Text simplification is illustrated with an example used by Siddharthan (2006).[1] The first sentence contains two relative clauses and one conjoined verb phrase. A text simplification system aims to change the first sentence into a group of simpler sentences, as seen just below the first sentence.

One approach to text simplification is lexical simplification via lexical substitution, a two-step process of first identifying complex words and then replacing them with simpler synonyms. A key challenge here is identifying complex words, which is performed by a machine learning classifier trained on labeled data. Researchers, frustrated by the problems with using the classical method of asking research subjects to describe words as either simple or complex, have discovered that they can get a higher consistency in more levels of complexity if they ask labelers to sort words presented to them in order of complexity.[2]

See also

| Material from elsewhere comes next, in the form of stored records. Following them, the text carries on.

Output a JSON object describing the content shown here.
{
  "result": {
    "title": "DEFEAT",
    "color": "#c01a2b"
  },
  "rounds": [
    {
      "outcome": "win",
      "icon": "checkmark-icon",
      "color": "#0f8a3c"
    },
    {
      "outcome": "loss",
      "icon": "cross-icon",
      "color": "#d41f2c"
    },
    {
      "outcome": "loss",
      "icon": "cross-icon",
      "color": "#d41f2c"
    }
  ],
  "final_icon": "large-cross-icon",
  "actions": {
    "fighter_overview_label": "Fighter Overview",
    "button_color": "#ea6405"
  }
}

  1. ^ Siddharthan, Advaith (28 March 2006). "Syntactic Simplification and Text Cohesion". Research on Language and Computation. 4 (1): 77–109. doi:10.1007/s11168-006-9011-1. S2CID 14619244.
  2. ^ Gooding, Sian; Kochmar, Ekaterina; Sarkar, Advait; Blackwell, Alan (August 2019). "Comparative judgments are more consistent than binary classification for labelling word complexity". Proceedings of the 13th Linguistic Annotation Workshop: 208–214. doi:10.18653/v1/W19-4024. Retrieved 22 November 2019.